Within a few days after the battle, the Confederates had retreated and wagons of extra medical supplies were rolling into Sharpsburg. Miss Barton collapsed from lack of sleep and a budding case of typhoid fever. She returned to Washington lying in a wagon, exhausted and delirious. She soon regained her strength and returned to the battlefields of the Civil War.
"A ball has passed between my body and the right arm which supported him, cutting through his chest from shoulder to shoulder. There was no more to be done for him and I left him to his rest. I have never mended that hole in my sleeve. I wonder if a soldier ever does mend a bullet hole in his coat?" Clara Barton at Antietam

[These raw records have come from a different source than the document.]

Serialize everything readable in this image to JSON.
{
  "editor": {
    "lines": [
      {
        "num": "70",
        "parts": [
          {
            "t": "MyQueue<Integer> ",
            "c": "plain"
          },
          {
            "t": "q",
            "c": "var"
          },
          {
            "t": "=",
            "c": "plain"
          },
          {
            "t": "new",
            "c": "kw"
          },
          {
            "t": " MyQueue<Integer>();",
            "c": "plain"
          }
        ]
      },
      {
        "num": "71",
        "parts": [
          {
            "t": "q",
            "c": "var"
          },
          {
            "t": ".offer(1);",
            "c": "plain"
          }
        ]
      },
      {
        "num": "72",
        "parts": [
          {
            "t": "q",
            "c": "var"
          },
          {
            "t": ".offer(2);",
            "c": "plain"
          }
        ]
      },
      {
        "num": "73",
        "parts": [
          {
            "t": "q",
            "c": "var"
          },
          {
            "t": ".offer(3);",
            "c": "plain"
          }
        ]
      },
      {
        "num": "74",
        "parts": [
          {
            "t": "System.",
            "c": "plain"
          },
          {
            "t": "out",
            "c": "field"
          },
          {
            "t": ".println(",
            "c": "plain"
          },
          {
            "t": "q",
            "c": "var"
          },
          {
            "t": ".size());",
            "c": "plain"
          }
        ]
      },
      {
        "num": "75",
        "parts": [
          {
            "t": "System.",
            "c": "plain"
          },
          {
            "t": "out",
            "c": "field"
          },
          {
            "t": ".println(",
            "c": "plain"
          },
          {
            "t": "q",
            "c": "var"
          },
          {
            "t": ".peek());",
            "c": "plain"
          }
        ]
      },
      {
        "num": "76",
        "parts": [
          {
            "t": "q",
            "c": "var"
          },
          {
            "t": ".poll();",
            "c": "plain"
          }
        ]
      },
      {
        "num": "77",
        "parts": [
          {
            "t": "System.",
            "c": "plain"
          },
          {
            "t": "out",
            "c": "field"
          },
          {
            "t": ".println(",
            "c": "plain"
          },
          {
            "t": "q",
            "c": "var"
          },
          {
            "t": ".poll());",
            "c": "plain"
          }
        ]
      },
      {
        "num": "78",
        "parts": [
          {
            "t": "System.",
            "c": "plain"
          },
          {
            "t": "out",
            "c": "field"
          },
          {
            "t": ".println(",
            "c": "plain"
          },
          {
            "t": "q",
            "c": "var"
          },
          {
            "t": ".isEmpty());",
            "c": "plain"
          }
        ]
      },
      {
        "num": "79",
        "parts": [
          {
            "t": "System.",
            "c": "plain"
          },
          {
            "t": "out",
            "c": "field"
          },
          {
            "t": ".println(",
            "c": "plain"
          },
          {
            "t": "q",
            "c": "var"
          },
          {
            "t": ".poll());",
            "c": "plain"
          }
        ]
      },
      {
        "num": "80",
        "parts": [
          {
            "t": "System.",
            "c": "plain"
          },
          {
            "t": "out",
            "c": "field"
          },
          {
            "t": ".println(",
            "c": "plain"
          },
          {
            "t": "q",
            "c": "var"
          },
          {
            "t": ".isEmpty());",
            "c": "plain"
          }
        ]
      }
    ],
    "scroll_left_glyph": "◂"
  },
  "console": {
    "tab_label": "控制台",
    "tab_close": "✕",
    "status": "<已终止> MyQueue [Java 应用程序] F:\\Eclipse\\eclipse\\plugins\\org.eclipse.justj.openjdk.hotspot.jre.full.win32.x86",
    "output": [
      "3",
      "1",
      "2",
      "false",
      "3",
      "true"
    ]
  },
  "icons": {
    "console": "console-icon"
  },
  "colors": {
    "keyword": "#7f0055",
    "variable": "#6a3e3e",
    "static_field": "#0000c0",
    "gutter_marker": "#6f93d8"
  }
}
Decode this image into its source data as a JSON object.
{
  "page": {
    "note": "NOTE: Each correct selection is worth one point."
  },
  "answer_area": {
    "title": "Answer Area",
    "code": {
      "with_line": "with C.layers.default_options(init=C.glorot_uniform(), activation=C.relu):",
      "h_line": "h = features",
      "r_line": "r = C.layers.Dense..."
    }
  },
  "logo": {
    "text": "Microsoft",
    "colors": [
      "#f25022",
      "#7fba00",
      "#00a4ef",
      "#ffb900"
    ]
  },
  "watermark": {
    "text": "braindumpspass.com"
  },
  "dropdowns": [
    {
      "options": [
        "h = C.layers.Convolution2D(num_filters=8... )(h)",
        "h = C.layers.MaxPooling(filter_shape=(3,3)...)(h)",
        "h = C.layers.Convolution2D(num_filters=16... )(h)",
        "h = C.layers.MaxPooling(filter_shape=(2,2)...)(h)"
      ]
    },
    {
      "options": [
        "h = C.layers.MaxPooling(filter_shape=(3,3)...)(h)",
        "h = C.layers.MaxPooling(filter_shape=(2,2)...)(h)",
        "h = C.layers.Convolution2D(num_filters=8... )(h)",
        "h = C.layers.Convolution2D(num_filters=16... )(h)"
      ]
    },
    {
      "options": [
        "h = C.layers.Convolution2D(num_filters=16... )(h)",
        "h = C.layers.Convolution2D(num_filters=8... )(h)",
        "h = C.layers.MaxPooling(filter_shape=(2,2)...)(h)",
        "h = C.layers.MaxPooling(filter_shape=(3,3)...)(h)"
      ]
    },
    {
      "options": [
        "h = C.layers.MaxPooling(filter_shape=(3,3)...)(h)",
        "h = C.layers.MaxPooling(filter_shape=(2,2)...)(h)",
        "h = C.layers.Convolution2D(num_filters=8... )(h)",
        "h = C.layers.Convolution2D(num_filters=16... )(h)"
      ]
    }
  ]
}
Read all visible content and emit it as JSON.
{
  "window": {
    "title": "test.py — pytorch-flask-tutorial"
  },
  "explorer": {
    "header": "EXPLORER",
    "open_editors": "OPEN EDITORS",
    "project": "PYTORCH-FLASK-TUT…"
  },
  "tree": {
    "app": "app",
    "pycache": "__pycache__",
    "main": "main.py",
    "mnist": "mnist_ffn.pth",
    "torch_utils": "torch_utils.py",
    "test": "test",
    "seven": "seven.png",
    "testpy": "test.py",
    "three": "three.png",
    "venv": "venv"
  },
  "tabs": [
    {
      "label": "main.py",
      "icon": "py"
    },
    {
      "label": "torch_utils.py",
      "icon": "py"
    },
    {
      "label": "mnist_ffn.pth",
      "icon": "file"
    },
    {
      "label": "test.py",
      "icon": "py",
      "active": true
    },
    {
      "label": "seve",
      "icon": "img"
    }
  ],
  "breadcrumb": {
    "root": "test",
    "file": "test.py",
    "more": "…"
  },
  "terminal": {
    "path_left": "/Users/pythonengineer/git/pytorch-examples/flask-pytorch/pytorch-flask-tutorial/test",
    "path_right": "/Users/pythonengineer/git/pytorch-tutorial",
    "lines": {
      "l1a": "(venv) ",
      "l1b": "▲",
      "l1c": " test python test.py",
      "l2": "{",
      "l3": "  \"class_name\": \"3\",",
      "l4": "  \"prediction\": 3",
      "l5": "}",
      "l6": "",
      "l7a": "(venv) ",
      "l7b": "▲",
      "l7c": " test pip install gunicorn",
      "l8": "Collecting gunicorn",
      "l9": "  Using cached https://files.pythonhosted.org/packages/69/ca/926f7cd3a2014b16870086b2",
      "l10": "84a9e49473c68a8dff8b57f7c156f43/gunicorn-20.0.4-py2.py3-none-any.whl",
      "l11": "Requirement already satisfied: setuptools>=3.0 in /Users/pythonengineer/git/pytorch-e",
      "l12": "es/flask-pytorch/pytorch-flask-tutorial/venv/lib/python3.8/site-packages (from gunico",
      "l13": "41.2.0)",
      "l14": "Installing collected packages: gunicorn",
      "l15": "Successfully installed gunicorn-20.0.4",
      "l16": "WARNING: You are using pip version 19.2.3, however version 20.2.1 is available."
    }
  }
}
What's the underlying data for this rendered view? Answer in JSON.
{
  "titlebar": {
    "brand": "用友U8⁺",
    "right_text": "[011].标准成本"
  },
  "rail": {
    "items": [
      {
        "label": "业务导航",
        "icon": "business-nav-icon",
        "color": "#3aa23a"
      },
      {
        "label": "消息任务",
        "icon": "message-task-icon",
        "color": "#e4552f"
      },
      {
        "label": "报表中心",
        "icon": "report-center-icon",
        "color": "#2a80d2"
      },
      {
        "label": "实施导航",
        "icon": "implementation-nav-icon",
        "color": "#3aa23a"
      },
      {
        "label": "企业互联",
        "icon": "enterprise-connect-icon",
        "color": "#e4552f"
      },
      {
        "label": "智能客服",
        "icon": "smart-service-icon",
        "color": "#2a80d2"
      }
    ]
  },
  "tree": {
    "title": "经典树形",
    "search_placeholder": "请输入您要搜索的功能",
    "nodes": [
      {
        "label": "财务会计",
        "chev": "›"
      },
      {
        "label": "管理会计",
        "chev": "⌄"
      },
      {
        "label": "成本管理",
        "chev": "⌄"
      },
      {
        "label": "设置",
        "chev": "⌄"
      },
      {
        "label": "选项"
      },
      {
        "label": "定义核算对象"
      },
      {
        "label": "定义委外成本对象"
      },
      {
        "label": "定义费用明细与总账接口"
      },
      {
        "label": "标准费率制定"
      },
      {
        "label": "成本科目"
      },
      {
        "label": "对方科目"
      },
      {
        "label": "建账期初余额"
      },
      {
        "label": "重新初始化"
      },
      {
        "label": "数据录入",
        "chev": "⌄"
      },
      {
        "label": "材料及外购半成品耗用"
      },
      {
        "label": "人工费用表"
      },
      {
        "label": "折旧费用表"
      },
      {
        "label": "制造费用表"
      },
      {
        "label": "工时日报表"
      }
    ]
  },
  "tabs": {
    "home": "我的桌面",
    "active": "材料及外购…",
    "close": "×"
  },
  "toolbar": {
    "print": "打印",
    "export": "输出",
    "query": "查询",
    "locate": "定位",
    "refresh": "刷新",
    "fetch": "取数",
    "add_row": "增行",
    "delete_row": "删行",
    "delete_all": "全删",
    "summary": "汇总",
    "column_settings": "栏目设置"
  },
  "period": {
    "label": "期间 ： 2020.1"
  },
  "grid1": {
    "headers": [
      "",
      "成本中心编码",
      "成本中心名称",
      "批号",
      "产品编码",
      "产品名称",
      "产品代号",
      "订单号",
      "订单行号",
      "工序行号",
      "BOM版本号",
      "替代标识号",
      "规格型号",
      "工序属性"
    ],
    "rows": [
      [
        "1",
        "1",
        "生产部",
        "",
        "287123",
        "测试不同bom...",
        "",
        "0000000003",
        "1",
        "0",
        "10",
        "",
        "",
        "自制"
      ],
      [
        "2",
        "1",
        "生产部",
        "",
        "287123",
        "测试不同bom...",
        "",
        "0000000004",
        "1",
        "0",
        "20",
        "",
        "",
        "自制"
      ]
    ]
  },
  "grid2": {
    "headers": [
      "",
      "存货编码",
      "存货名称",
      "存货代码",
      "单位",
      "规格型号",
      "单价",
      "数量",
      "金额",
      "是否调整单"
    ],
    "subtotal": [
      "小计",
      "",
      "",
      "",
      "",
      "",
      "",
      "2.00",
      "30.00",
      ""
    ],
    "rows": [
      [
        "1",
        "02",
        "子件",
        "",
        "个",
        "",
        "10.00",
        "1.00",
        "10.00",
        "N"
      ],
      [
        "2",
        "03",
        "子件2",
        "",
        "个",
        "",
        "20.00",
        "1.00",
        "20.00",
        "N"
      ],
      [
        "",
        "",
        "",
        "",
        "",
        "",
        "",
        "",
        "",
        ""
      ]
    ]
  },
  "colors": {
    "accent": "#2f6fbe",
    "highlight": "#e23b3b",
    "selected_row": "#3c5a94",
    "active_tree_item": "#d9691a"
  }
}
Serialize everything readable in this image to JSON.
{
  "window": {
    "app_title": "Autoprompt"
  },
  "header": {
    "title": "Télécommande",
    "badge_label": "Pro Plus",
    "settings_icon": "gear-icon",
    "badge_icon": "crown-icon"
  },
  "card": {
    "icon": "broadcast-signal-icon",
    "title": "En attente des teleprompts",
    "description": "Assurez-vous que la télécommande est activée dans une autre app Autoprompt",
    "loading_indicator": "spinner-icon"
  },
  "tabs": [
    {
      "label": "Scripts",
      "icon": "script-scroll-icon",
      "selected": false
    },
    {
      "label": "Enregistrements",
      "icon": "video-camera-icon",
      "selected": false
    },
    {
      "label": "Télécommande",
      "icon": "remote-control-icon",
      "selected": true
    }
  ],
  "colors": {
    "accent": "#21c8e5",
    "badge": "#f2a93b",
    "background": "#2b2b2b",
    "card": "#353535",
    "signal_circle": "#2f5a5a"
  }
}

As Clara Barton moved briskly among the maimed and wounded soldiers at Antietam, few could imagine that she was once a shy, retiring child. Born in the central Massachusetts town of North Oxford on Christmas Day, 1821, Clarissa Harlowe Barton was the baby of the family. Her four brothers and sisters were all at least 10 years her senior.
When she was young, Clara‘s father regaled her with his stories of soldiering against the Indians. Her brothers and cousins taught her horseback riding and other boyish hobbies. Although she was a diligent and serious student, Clara preferred outdoor frolics to the indoor pastimes "suitable" for young ladies of that time.
Despite her intelligence, Clara was an intensely shy young girl, so much so that her parents fretted over it. At times, Clara was so overwrought she could not even eat. But the demure girl overcame her shyness in the face of a crisis—a pattern that would repeat itself during her lifetime. When her brother became ill, Clara stayed by his side and learned to administer all his medicine, including the "great, loathsome crawling leeches."
Throughout her life, Clara Barton led by example. In an era when travel was arduous, and many men and almost all women stayed close to home, Miss Barton traveled far and wide looking for new challenges. After teaching for several years in her home town, she opted for additional schooling.
After a year of formal education in western New York state, Miss Barton resumed teaching in Bordentown, N.J. Miss Barton taught a "subscription school," where parents of students chipped in to pay the teacher's salary. On her way to school, Miss Barton noticed dozens of children hanging around on street corners. Their parents could not afford the "subscription." Miss Barton offered to teach in a school for free if the town provided a building. The first day, six students showed up, the next day 20, and within a year there were several hundred students at New Jersey's first free public school.
Having lost her position as head of the school to a man simply because she was a woman, Miss Barton moved to Washington, D.C. She took a job as a clerk at the U.S. Patent Office, no mean feat for a women in those days. Even more shocking, she earned the same salary as male clerks.
With the outbreak of war and the cascade of wounded Union soldiers into Washington, Miss Barton quickly recognized the unpreparedness of the Army Medical Department. For nearly a year, she lobbied the Army bureaucracy in vain to bring her own medical supplies to the battlefields. Finally, with the help of sympathetic U. S. Senator Henry Wilson of Massachusetts, Miss Barton was permitted to bring her supplies to the battlefield. Her self-appointed military duties brought her to some of the ugliest battlefields of 1862—Cedar Mountain, Va., Second Manassas, Va., Antietam, Md., and Fredericksburg, Va.
"I may sometimes be willing to teach for nothing, but if paid at all, I shall never do a man's work for less than a man's pay." Clara Barton
This knife and case was probably used by Clara Barton and her staff at Glen Echo. Earlier, during the Battle of Antietam, September 17, 1862, Barton performed her first field surgery. She extracted a bullet from the face of a wounded soldier using a similar pocket knife and another wounded man to hold the patient still. She later stated, “I do not think a surgeon would have pronounced it a scientific operation, but that it was successful I dared to hope from the gratitude of the patient.”